As the term "agroecology" moves into public conversations and more powerful institutions like the UN Food and Agriculture Organization, we're curious about what "agroecology" means to different people, and what it would take for agroecology to take root in North America the way it has in Latin America, Africa, Southeast Asia, and other parts of the world. At the UN Food and Agriculture Organization's second symposium on agroecology, we interviewed people we met in the hallway.
We had two questions. What is agroecology? and, What would it take for agroecology to take root in North America? One dynamic of the symposium was a discussion about what agroecology is, anyway. Is agroecology an updated synonym of sustainable agriculture, encompassing a wide range agricultural practices that do slightly less damage to people and the earth? Or is it a movement for transformative change and a scientific, practical, and political resistance to corporate food systems? Another dynamic is that in many places, especially parts of Latin America, Africa, and India, agroecology is growing in scale and power. But we rarely hear about it in North America. We know people in those places are always getting unsolicited advice from North Americans, so thought it would be fun to ask for their take on building a North American agroecology movement.
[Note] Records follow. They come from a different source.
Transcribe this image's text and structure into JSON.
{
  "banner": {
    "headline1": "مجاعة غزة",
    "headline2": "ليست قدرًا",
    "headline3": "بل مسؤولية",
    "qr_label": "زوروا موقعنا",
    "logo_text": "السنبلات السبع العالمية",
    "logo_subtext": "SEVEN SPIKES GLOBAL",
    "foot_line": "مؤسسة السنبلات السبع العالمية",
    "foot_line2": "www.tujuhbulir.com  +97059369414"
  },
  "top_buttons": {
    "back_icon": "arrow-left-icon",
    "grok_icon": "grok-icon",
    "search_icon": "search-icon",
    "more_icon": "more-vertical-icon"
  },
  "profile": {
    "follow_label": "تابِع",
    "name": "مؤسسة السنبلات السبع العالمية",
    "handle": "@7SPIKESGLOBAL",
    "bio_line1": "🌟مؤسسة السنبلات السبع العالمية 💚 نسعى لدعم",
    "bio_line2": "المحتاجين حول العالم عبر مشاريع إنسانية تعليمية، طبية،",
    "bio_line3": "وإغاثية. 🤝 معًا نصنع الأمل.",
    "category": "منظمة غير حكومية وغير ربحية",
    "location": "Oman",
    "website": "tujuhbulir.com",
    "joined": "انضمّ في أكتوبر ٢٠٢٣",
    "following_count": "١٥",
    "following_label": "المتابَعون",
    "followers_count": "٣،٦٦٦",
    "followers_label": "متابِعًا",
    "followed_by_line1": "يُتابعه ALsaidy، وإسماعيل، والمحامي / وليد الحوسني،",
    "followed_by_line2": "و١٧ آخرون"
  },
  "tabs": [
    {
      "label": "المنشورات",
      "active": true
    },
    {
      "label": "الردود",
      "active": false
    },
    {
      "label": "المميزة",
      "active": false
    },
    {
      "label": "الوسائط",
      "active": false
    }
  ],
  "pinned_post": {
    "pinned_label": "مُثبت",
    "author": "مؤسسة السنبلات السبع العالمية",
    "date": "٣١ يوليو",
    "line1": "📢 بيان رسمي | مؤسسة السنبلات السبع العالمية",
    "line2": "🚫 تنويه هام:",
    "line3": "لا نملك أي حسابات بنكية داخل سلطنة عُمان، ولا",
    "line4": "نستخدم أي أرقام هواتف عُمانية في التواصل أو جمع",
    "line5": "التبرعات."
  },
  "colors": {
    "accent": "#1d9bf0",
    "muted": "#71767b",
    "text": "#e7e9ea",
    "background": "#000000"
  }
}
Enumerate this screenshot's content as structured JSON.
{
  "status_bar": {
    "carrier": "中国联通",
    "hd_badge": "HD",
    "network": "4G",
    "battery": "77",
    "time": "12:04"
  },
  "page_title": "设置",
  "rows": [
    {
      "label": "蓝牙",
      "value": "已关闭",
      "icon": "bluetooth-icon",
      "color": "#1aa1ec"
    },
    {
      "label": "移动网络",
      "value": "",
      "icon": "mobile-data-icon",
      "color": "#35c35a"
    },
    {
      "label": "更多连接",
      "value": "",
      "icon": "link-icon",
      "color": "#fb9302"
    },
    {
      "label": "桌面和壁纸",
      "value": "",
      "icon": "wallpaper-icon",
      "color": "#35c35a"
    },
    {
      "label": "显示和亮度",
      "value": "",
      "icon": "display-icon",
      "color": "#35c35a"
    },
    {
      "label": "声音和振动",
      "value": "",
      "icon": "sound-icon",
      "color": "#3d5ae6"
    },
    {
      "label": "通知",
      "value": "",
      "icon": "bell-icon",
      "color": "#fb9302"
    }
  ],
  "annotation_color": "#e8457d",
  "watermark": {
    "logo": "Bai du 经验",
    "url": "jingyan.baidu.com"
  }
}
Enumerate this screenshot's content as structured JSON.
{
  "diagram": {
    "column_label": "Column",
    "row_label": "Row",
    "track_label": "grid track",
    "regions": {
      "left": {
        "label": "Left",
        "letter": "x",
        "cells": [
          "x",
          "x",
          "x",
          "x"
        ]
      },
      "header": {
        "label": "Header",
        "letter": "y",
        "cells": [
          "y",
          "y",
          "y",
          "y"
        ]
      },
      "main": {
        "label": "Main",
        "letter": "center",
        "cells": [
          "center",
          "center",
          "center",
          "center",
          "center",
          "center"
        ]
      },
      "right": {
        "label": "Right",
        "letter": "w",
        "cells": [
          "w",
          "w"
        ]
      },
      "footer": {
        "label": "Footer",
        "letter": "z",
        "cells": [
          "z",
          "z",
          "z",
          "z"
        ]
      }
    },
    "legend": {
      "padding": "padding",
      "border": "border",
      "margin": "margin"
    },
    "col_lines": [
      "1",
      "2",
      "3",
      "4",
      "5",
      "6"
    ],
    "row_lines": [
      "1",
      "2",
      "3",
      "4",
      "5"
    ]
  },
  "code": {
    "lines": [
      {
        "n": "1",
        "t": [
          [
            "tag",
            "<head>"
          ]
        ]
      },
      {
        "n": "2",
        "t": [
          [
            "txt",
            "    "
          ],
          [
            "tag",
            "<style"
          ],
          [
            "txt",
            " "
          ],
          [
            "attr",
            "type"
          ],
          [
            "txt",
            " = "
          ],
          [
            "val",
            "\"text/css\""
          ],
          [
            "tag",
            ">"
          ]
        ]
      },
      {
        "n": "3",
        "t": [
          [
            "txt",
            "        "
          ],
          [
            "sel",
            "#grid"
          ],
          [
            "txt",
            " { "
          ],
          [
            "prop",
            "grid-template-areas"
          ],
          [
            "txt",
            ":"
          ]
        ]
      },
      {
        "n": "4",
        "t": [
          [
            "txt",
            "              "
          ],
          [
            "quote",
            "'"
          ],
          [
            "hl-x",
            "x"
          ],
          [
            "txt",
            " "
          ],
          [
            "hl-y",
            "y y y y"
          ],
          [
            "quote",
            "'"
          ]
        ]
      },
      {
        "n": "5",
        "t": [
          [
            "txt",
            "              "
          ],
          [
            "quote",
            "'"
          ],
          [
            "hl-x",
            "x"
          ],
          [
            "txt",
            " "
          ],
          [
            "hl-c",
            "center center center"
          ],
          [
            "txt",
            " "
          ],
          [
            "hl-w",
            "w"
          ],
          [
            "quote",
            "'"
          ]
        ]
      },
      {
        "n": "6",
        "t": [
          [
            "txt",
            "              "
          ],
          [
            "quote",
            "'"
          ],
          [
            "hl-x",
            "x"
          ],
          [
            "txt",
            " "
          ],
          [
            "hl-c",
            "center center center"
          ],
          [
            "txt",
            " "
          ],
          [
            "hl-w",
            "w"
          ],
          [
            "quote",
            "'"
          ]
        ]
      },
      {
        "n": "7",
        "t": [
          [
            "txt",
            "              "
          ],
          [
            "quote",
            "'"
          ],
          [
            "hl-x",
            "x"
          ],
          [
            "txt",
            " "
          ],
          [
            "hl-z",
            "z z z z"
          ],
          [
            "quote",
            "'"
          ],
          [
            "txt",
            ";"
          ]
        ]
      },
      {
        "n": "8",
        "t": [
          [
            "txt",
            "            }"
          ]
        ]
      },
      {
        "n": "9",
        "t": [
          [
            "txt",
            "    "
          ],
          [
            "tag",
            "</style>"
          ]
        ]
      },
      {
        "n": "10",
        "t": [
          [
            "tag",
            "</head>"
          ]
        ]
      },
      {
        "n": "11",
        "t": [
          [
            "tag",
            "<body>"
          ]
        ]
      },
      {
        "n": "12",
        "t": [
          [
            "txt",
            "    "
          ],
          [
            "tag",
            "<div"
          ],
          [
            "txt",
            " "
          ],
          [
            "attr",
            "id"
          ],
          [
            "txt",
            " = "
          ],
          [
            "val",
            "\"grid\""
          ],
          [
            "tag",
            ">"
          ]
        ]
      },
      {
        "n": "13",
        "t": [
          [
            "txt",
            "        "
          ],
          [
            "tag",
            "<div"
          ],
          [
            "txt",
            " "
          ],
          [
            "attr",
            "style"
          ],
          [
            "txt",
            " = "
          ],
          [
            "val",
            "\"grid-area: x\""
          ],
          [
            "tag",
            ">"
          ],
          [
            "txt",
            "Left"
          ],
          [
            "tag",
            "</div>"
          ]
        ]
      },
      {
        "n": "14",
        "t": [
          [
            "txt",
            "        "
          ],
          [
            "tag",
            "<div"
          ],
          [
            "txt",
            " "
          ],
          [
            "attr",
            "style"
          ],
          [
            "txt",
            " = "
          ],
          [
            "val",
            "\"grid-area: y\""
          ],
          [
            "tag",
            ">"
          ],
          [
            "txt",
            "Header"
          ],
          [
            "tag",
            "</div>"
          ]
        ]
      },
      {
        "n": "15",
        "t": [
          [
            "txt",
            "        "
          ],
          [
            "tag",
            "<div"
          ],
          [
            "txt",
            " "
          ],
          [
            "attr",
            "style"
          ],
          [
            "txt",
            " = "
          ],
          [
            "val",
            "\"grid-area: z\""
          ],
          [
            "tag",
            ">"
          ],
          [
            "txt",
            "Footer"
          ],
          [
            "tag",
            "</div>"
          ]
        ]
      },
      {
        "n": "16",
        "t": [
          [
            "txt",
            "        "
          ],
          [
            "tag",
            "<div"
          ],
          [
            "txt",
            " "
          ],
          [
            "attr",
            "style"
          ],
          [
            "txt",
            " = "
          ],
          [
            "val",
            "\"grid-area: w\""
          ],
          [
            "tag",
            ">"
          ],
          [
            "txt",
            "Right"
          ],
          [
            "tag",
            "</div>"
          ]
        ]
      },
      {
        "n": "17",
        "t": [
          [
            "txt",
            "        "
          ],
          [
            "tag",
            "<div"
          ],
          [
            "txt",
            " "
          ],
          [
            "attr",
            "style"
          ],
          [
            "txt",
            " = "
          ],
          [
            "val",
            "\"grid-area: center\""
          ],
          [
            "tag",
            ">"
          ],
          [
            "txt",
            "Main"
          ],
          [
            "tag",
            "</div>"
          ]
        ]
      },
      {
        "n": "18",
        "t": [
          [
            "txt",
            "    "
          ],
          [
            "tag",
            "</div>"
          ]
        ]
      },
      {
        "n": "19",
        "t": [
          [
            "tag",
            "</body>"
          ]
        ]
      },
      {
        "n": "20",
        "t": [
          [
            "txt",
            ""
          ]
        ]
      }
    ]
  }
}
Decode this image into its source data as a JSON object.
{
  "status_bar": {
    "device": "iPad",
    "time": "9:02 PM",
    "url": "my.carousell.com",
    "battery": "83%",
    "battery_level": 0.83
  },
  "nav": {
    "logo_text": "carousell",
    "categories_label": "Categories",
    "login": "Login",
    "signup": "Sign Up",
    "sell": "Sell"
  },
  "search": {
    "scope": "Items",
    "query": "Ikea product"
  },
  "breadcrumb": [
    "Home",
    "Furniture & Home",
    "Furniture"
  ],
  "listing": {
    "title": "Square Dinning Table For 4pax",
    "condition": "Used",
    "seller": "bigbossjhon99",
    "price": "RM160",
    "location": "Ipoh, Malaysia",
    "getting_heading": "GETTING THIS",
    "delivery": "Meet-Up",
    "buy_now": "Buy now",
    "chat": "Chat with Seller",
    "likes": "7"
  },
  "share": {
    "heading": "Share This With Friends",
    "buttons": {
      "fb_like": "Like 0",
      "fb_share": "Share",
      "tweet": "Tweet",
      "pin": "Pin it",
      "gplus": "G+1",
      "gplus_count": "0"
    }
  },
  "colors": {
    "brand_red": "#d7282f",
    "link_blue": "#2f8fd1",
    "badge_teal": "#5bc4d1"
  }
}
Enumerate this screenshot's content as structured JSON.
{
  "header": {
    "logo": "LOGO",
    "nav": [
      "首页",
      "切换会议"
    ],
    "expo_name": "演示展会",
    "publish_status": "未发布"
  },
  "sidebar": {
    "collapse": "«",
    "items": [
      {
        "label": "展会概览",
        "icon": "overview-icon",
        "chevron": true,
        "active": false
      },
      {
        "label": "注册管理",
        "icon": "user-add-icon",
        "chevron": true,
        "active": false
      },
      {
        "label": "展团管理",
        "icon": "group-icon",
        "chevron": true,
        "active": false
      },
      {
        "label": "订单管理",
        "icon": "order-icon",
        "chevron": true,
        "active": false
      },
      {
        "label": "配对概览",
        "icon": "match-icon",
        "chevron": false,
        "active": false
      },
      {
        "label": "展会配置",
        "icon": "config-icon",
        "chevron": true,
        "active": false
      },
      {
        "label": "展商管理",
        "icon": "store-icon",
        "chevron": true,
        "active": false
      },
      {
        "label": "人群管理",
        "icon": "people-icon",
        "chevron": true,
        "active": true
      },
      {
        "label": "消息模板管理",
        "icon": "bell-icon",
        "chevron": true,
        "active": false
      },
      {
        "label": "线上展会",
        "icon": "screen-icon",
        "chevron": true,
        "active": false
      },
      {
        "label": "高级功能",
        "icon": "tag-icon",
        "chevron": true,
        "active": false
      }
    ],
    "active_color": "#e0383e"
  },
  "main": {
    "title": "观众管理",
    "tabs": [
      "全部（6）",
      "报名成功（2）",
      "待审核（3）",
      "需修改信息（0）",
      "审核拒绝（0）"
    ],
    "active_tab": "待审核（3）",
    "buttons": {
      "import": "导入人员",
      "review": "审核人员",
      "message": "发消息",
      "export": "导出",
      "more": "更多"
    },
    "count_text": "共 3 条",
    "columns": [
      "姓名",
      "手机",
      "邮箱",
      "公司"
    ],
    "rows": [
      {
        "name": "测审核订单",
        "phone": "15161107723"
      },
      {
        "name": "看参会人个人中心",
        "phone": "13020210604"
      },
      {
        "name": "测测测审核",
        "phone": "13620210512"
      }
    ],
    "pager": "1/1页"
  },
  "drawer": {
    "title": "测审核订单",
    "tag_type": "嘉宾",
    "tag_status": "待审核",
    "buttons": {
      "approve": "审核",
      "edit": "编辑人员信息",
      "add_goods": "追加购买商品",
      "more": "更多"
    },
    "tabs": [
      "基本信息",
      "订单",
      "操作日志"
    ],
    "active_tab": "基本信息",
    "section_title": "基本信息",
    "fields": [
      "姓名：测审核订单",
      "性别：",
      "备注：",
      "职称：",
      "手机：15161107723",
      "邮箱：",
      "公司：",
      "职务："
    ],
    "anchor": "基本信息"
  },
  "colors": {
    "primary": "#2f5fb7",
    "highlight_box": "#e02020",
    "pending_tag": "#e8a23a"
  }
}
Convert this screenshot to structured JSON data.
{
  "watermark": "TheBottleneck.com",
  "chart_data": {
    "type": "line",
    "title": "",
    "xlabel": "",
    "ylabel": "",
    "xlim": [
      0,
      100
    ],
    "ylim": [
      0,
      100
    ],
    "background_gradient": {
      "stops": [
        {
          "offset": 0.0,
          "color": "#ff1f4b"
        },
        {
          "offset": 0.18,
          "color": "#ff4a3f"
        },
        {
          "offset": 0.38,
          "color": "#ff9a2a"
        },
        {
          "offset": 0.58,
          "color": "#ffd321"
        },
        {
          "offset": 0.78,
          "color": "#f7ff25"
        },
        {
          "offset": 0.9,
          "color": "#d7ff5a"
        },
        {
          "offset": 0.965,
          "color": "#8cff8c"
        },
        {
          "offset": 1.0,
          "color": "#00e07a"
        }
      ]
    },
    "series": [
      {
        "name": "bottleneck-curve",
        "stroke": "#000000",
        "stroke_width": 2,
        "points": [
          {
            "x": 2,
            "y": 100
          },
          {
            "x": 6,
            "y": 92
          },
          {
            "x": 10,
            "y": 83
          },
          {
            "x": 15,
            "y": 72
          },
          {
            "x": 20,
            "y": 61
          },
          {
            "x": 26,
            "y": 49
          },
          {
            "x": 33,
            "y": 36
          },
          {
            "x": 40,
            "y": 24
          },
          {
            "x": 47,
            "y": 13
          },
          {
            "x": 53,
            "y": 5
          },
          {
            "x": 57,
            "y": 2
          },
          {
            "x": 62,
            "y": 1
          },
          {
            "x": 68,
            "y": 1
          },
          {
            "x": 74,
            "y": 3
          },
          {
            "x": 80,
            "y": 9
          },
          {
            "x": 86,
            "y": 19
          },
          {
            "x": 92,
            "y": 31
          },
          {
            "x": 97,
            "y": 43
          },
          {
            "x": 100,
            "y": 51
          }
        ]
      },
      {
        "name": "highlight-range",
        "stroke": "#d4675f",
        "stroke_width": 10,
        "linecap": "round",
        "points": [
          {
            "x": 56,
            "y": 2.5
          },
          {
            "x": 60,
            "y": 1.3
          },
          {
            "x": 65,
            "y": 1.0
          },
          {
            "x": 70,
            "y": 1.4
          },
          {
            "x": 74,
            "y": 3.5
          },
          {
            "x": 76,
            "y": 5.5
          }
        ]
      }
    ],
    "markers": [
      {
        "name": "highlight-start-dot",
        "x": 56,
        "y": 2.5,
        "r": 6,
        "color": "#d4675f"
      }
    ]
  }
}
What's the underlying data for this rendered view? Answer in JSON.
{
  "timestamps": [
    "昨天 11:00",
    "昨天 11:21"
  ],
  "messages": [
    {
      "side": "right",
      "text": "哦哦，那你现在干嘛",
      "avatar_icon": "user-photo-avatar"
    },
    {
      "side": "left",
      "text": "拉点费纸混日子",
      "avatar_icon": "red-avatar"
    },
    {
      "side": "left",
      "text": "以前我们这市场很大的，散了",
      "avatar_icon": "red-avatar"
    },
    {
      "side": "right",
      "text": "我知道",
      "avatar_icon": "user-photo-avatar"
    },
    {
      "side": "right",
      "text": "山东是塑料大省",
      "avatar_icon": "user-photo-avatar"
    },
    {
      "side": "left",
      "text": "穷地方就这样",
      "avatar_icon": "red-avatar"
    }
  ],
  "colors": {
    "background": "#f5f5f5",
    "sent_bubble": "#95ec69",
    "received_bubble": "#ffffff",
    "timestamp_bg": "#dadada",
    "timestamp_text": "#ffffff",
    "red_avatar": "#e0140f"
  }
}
Here's some perspectives from the halls of the FAO. We'd also like to hear your answers to these two questions. Upload a video to youtube or vimeo and send us a link at email@example.com, and we will post it here.